## Data under study
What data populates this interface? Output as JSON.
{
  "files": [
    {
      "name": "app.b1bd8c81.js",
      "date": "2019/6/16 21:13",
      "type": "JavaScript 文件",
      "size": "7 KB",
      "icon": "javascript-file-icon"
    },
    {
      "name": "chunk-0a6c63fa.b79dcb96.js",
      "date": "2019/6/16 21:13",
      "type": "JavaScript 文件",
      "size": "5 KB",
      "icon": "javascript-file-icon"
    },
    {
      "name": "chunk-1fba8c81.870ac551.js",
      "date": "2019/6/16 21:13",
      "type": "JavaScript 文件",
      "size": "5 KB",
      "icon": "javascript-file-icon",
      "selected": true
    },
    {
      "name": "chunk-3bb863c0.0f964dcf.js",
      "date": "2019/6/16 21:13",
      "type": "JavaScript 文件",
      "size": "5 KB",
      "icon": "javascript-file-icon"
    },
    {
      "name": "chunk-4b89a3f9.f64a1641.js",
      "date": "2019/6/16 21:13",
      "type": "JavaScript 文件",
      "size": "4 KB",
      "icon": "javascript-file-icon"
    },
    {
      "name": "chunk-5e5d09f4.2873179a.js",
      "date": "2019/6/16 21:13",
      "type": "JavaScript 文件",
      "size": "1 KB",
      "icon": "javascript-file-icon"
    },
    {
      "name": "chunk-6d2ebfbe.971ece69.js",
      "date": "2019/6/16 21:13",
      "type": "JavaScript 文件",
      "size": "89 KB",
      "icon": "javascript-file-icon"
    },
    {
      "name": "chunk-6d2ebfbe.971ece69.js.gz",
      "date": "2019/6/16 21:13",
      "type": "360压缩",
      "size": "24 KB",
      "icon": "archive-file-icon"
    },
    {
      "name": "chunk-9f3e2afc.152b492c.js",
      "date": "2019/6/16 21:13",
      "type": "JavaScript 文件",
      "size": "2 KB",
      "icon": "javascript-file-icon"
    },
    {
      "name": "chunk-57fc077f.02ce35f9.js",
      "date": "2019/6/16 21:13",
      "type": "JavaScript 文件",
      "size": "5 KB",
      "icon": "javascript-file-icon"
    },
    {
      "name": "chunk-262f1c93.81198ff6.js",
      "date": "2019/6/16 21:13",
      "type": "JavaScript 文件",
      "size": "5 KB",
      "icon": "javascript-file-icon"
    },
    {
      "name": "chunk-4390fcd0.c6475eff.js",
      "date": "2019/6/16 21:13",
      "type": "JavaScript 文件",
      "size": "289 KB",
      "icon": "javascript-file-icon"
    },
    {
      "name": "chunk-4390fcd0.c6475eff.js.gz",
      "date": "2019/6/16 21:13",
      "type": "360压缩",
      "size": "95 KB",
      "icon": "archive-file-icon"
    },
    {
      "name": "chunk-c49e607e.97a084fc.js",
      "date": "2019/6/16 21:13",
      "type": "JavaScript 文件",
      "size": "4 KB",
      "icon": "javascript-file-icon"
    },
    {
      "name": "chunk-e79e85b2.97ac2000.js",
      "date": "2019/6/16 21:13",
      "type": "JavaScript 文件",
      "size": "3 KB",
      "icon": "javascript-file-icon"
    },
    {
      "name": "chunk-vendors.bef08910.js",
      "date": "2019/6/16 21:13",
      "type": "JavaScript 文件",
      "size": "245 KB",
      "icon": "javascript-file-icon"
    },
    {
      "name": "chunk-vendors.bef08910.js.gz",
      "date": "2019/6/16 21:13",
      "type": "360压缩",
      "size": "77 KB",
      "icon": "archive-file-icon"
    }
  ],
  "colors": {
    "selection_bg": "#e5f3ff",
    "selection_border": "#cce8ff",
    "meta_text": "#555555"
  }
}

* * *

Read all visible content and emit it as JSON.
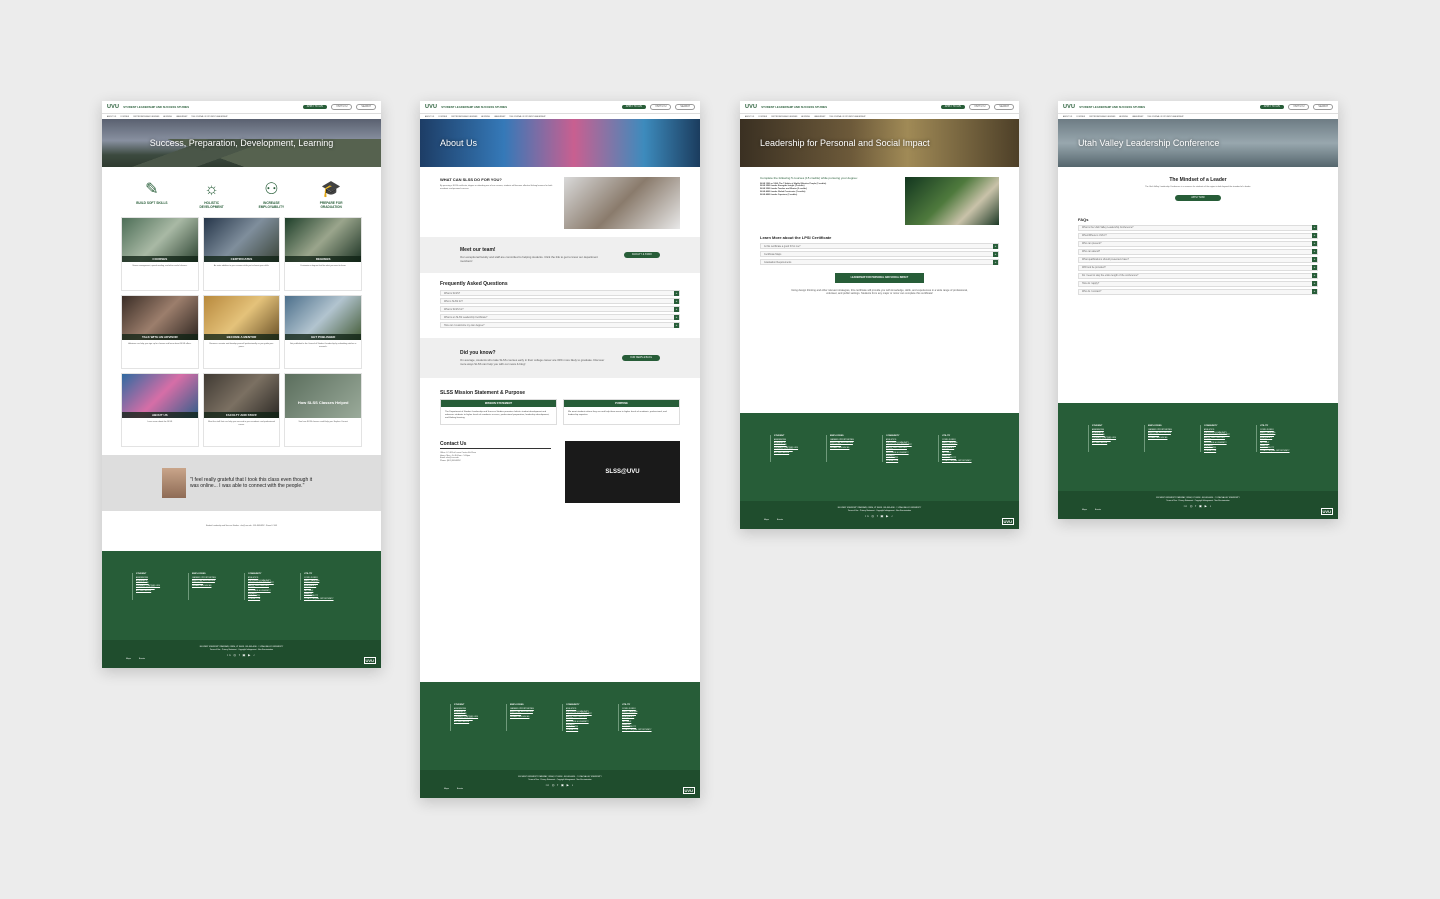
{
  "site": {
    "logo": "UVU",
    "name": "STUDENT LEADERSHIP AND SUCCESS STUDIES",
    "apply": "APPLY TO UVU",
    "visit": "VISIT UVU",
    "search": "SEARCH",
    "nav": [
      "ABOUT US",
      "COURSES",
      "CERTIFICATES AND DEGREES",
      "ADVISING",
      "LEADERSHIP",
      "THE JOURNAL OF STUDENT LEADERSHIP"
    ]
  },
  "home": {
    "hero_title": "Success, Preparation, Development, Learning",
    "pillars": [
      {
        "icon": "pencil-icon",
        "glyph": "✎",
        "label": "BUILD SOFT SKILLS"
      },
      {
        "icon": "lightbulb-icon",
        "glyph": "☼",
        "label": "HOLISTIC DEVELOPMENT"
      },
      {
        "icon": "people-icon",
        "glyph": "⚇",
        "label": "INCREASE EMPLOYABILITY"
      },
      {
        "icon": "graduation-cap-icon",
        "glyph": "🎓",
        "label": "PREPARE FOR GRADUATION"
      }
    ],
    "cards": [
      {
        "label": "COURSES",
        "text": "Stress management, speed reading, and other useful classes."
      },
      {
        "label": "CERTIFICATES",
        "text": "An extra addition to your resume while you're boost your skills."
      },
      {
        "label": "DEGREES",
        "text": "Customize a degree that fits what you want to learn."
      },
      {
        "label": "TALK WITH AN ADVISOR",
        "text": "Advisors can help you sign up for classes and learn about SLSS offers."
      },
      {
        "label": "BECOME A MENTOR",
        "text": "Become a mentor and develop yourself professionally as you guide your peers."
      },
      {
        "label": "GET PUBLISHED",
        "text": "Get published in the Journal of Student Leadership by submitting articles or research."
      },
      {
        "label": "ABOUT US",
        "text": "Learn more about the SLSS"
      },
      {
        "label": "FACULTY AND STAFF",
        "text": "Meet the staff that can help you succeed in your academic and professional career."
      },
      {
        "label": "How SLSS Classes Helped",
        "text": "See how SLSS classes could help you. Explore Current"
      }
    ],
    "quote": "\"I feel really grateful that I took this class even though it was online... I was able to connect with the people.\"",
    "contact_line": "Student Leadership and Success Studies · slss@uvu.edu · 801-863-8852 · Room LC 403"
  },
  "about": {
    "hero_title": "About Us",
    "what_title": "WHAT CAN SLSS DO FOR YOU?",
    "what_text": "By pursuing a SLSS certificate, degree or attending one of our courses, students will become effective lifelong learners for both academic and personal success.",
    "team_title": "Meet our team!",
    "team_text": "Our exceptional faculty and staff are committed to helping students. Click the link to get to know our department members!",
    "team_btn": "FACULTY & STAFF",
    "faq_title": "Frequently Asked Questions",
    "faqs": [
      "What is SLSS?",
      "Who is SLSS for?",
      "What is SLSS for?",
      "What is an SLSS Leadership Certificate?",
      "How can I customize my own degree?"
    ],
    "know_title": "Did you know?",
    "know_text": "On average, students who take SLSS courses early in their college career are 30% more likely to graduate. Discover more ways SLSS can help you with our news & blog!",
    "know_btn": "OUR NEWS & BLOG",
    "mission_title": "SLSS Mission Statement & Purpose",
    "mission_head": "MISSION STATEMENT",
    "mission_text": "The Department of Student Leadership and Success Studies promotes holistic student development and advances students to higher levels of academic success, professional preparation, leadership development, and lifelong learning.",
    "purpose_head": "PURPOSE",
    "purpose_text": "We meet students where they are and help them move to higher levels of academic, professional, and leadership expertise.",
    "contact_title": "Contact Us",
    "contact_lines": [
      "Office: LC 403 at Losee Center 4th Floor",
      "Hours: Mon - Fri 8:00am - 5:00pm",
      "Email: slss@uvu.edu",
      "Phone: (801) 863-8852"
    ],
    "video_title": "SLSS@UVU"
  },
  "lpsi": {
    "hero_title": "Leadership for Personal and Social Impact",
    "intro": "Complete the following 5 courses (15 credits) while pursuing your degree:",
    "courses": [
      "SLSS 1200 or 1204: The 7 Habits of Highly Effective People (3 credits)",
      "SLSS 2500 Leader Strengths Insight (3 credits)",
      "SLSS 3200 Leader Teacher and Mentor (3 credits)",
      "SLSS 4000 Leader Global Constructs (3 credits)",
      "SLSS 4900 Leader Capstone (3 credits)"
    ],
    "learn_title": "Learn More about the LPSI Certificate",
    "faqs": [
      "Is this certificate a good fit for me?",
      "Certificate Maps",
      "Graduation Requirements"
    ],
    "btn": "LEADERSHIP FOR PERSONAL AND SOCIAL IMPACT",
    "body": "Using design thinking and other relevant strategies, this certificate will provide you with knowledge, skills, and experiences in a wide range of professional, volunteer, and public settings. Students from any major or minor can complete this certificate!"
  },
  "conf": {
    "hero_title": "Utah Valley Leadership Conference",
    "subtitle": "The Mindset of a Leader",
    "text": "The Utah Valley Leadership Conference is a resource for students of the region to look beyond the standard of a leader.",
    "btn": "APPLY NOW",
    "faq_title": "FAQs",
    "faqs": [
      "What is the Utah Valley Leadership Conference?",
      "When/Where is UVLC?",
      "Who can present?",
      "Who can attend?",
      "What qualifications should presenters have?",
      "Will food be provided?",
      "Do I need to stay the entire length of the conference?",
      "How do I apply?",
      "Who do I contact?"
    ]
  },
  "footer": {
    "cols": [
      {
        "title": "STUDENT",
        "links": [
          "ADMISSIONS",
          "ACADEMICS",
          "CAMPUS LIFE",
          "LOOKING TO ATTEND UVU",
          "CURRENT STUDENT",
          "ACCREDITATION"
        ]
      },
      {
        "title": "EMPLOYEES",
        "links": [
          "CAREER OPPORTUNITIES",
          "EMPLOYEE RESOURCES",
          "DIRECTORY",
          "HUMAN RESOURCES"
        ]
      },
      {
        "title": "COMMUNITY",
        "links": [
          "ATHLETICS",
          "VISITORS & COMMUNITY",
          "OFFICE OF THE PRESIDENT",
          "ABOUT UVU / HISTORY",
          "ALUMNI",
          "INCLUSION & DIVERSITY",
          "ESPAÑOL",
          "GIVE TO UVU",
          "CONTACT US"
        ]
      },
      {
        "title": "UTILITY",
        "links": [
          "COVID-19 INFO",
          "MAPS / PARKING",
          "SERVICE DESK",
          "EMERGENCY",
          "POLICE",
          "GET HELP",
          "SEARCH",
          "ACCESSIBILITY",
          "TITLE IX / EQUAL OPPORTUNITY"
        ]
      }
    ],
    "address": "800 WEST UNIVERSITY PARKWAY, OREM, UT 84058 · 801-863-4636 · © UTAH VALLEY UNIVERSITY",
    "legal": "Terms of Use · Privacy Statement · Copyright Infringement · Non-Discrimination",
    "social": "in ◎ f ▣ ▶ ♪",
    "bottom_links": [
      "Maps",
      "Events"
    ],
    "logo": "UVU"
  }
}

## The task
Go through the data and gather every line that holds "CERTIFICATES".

## Written solution
      "CERTIFICATES AND DEGREES",
        "label": "CERTIFICATES",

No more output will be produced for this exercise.